━━ Extracted information ━━

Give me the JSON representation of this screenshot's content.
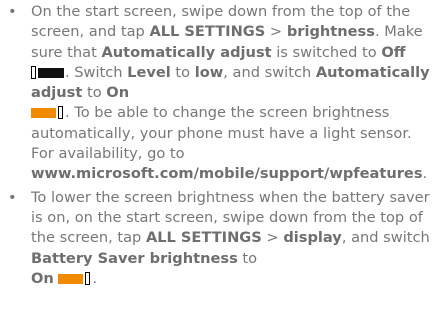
{
  "bullet_char": "•",
  "colors": {
    "text": "#777777",
    "accent_toggle_on": "#f08a00",
    "toggle_off_track": "#111111"
  },
  "icons": {
    "toggle_off": "switch-off-icon",
    "toggle_on": "switch-on-icon"
  },
  "items": [
    {
      "t1": "On the start screen, swipe down from the top of the screen, and tap ",
      "b1": "ALL SETTINGS",
      "t2": " > ",
      "b2": "brightness",
      "t3": ". Make sure that ",
      "b3": "Automatically adjust",
      "t4": " is switched to ",
      "b4": "Off",
      "t5": ". Switch ",
      "b5": "Level",
      "t6": " to ",
      "b6": "low",
      "t7": ", and switch ",
      "b7": "Automatically adjust",
      "t8": " to ",
      "b8": "On",
      "t9": ". To be able to change the screen brightness automatically, your phone must have a light sensor. For availability, go to ",
      "b9": "www.microsoft.com/mobile/support/wpfeatures",
      "t10": "."
    },
    {
      "t1": "To lower the screen brightness when the battery saver is on, on the start screen, swipe down from the top of the screen, tap ",
      "b1": "ALL SETTINGS",
      "t2": " > ",
      "b2": "display",
      "t3": ", and switch ",
      "b3": "Battery Saver brightness",
      "t4": " to ",
      "b4": "On",
      "t5": "."
    }
  ]
}
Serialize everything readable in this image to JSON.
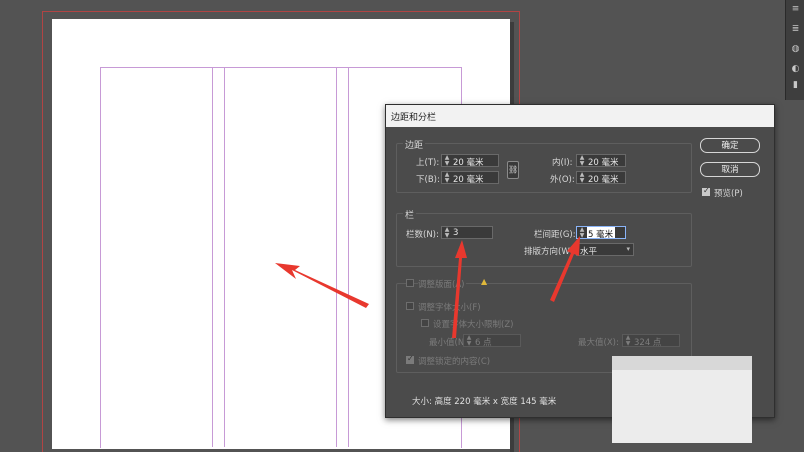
{
  "dialog": {
    "title": "边距和分栏",
    "ok_label": "确定",
    "cancel_label": "取消",
    "preview_label": "预览(P)",
    "preview_checked": true,
    "margins": {
      "group_label": "边距",
      "top_label": "上(T):",
      "top_value": "20 毫米",
      "bottom_label": "下(B):",
      "bottom_value": "20 毫米",
      "inside_label": "内(I):",
      "inside_value": "20 毫米",
      "outside_label": "外(O):",
      "outside_value": "20 毫米"
    },
    "columns": {
      "group_label": "栏",
      "count_label": "栏数(N):",
      "count_value": "3",
      "gutter_label": "栏间距(G):",
      "gutter_value": "5 毫米",
      "direction_label": "排版方向(W):",
      "direction_value": "水平"
    },
    "adjust": {
      "layout_label": "调整版面(A)",
      "font_size_label": "调整字体大小(F)",
      "font_limit_label": "设置字体大小限制(Z)",
      "min_label": "最小值(N):",
      "min_value": "6 点",
      "max_label": "最大值(X):",
      "max_value": "324 点",
      "locked_label": "调整锁定的内容(C)"
    },
    "status": "大小: 高度 220 毫米 x 宽度 145 毫米"
  },
  "colors": {
    "workspace": "#535353",
    "dialog_bg": "#4b4b4b",
    "margin_guide": "#c79ad6",
    "bleed_guide": "#b14444",
    "annotation_arrow": "#e8382e"
  }
}
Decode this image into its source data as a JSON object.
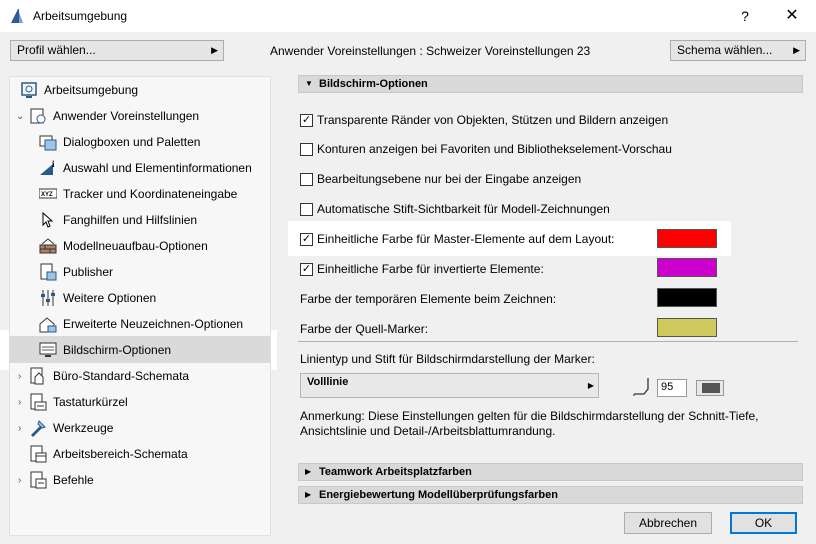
{
  "window": {
    "title": "Arbeitsumgebung",
    "help": "?",
    "close": "✕"
  },
  "toolbar": {
    "profile_button": "Profil wählen...",
    "user_prefs_label": "Anwender Voreinstellungen",
    "user_prefs_value": "Schweizer Voreinstellungen 23",
    "scheme_button": "Schema wählen..."
  },
  "sidebar": {
    "items": [
      {
        "label": "Arbeitsumgebung",
        "icon": "workspace-icon"
      },
      {
        "label": "Anwender Voreinstellungen",
        "icon": "user-prefs-icon"
      },
      {
        "label": "Dialogboxen und Paletten",
        "icon": "dialogs-icon"
      },
      {
        "label": "Auswahl und Elementinformationen",
        "icon": "selection-info-icon"
      },
      {
        "label": "Tracker und Koordinateneingabe",
        "icon": "tracker-xyz-icon"
      },
      {
        "label": "Fanghilfen und Hilfslinien",
        "icon": "snap-guides-icon"
      },
      {
        "label": "Modellneuaufbau-Optionen",
        "icon": "model-rebuild-icon"
      },
      {
        "label": "Publisher",
        "icon": "publisher-icon"
      },
      {
        "label": "Weitere Optionen",
        "icon": "more-options-icon"
      },
      {
        "label": "Erweiterte Neuzeichnen-Optionen",
        "icon": "redraw-options-icon"
      },
      {
        "label": "Bildschirm-Optionen",
        "icon": "screen-options-icon"
      },
      {
        "label": "Büro-Standard-Schemata",
        "icon": "office-schemes-icon"
      },
      {
        "label": "Tastaturkürzel",
        "icon": "keyboard-shortcuts-icon"
      },
      {
        "label": "Werkzeuge",
        "icon": "tools-icon"
      },
      {
        "label": "Arbeitsbereich-Schemata",
        "icon": "workspace-schemes-icon"
      },
      {
        "label": "Befehle",
        "icon": "commands-icon"
      }
    ]
  },
  "main": {
    "section_title": "Bildschirm-Optionen",
    "options": [
      {
        "label": "Transparente Ränder von Objekten, Stützen und Bildern anzeigen",
        "checked": true
      },
      {
        "label": "Konturen anzeigen bei Favoriten und Bibliothekselement-Vorschau",
        "checked": false
      },
      {
        "label": "Bearbeitungsebene nur bei der Eingabe anzeigen",
        "checked": false
      },
      {
        "label": "Automatische Stift-Sichtbarkeit für Modell-Zeichnungen",
        "checked": false
      },
      {
        "label": "Einheitliche Farbe für Master-Elemente auf dem Layout:",
        "checked": true,
        "color": "#ff0000"
      },
      {
        "label": "Einheitliche Farbe für invertierte Elemente:",
        "checked": true,
        "color": "#cc00cc"
      },
      {
        "label": "Farbe der temporären Elemente beim Zeichnen:",
        "color": "#000000"
      },
      {
        "label": "Farbe der Quell-Marker:",
        "color": "#cfc95e"
      }
    ],
    "marker_line_label": "Linientyp und Stift für Bildschirmdarstellung der Marker:",
    "line_type_value": "Volllinie",
    "pen_number": "95",
    "note": "Anmerkung: Diese Einstellungen gelten für die Bildschirmdarstellung der Schnitt-Tiefe, Ansichtslinie und Detail-/Arbeitsblattumrandung.",
    "collapsed_sections": [
      "Teamwork Arbeitsplatzfarben",
      "Energiebewertung Modellüberprüfungsfarben"
    ]
  },
  "buttons": {
    "cancel": "Abbrechen",
    "ok": "OK"
  }
}
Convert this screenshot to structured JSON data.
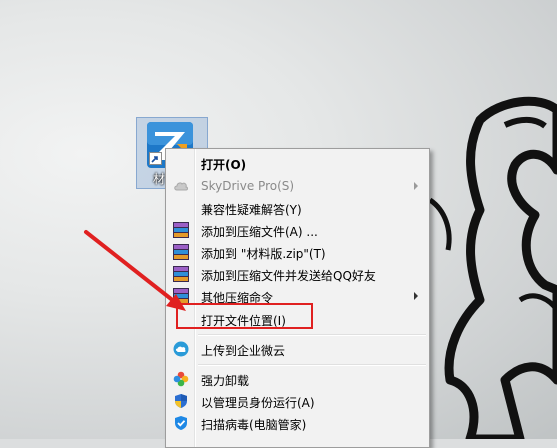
{
  "desktop": {
    "icon_caption": "材",
    "icon_logo": "app-logo-icon"
  },
  "context_menu": {
    "items": [
      {
        "label": "打开(O)",
        "icon": "",
        "bold": true
      },
      {
        "label": "SkyDrive Pro(S)",
        "icon": "cloud-icon",
        "disabled": true,
        "submenu": true
      },
      {
        "label": "兼容性疑难解答(Y)",
        "icon": ""
      },
      {
        "label": "添加到压缩文件(A) ...",
        "icon": "winrar-icon"
      },
      {
        "label": "添加到 \"材料版.zip\"(T)",
        "icon": "winrar-icon"
      },
      {
        "label": "添加到压缩文件并发送给QQ好友",
        "icon": "winrar-icon"
      },
      {
        "label": "其他压缩命令",
        "icon": "winrar-icon",
        "submenu": true
      },
      {
        "label": "打开文件位置(I)",
        "icon": "",
        "highlighted": true
      },
      {
        "label": "上传到企业微云",
        "icon": "weiyun-icon"
      },
      {
        "label": "强力卸载",
        "icon": "uninstall-icon"
      },
      {
        "label": "以管理员身份运行(A)",
        "icon": "shield-icon"
      },
      {
        "label": "扫描病毒(电脑管家)",
        "icon": "scan-shield-icon"
      }
    ]
  },
  "annotation": {
    "arrow_color": "#e02020",
    "box_color": "#e02020"
  }
}
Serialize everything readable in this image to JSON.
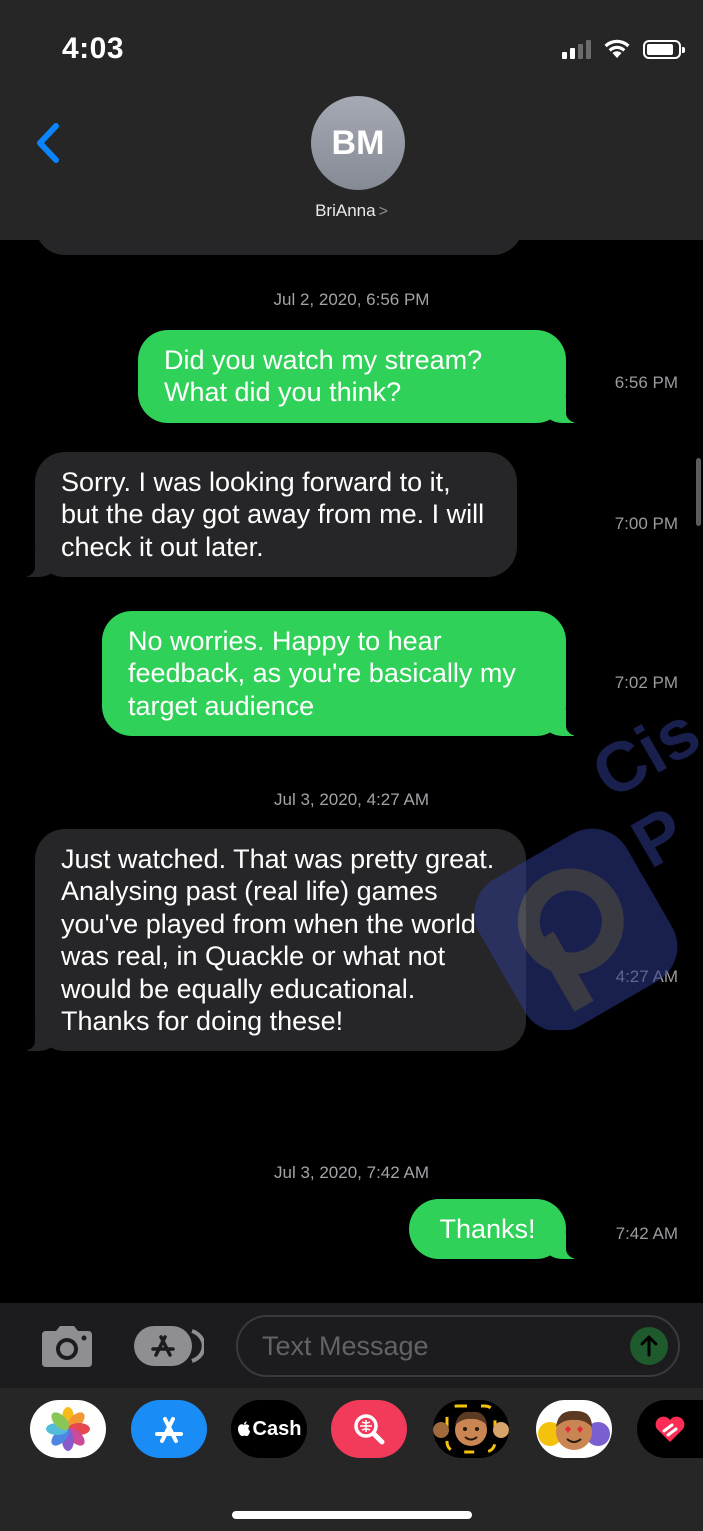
{
  "status_bar": {
    "time": "4:03"
  },
  "header": {
    "avatar_initials": "BM",
    "contact_name": "BriAnna",
    "contact_chevron": ">"
  },
  "conversation": {
    "groups": [
      {
        "date_label": "Jul 2, 2020,",
        "time_label": "6:56 PM",
        "messages": [
          {
            "direction": "outgoing",
            "text": "Did you watch my stream? What did you think?",
            "time": "6:56 PM"
          },
          {
            "direction": "incoming",
            "text": "Sorry. I was looking forward to it, but the day got away from me. I will check it out later.",
            "time": "7:00 PM"
          },
          {
            "direction": "outgoing",
            "text": "No worries. Happy to hear feedback, as you're basically my target audience",
            "time": "7:02 PM"
          }
        ]
      },
      {
        "date_label": "Jul 3, 2020,",
        "time_label": "4:27 AM",
        "messages": [
          {
            "direction": "incoming",
            "text": "Just watched. That was pretty great. Analysing past (real life) games you've played from when the world was real, in Quackle or what not would be equally educational. Thanks for doing these!",
            "time": "4:27 AM"
          }
        ]
      },
      {
        "date_label": "Jul 3, 2020,",
        "time_label": "7:42 AM",
        "messages": [
          {
            "direction": "outgoing",
            "text": "Thanks!",
            "time": "7:42 AM"
          }
        ]
      }
    ]
  },
  "input_bar": {
    "placeholder": "Text Message"
  },
  "app_drawer": {
    "apps": [
      {
        "name": "photos-app-icon"
      },
      {
        "name": "app-store-icon"
      },
      {
        "name": "apple-cash",
        "label": "Cash"
      },
      {
        "name": "image-search-icon"
      },
      {
        "name": "memoji-stickers-icon"
      },
      {
        "name": "animoji-icon"
      },
      {
        "name": "heart-stickers-icon"
      }
    ]
  },
  "colors": {
    "outgoing_bubble": "#30d158",
    "incoming_bubble": "#262628",
    "accent_blue": "#0a84ff"
  }
}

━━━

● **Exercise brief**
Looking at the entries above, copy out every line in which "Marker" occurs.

● **Answer below**
        "label": "Farbe der Quell-Marker:",
    "marker_line_label": "Linientyp und Stift für Bildschirmdarstellung der Marker:",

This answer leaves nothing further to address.